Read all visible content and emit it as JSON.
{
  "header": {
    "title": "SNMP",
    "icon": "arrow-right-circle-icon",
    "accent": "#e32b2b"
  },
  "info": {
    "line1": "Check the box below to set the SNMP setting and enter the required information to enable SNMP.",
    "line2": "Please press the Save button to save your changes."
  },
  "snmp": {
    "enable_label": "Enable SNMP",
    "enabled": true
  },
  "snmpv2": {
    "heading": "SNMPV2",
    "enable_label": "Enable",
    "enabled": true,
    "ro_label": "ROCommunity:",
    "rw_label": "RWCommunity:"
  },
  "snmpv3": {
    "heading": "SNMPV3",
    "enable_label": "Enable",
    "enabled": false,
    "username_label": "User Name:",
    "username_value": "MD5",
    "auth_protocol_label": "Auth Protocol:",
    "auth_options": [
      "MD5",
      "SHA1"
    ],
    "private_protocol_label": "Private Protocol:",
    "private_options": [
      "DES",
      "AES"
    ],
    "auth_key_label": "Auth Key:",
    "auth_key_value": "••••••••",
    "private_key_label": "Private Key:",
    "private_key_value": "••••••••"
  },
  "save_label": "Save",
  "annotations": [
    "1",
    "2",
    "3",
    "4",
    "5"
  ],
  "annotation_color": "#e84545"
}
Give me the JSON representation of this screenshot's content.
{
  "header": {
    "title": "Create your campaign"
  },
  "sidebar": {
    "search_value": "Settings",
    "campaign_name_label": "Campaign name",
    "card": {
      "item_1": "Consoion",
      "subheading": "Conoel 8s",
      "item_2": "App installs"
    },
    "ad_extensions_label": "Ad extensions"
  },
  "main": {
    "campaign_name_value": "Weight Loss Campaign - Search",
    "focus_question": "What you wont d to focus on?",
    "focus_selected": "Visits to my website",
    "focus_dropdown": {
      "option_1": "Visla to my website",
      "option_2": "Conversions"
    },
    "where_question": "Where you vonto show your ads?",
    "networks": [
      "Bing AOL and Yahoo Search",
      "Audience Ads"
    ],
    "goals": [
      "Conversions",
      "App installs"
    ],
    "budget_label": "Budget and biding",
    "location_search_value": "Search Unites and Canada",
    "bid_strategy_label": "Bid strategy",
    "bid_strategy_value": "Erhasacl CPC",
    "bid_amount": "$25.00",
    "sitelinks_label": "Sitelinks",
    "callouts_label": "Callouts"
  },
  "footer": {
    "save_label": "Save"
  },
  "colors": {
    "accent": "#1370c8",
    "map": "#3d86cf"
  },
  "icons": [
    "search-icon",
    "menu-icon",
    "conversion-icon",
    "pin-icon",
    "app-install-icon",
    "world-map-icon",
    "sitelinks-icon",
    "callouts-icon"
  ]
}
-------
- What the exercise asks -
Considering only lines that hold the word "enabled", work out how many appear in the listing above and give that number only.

- Written solution -
3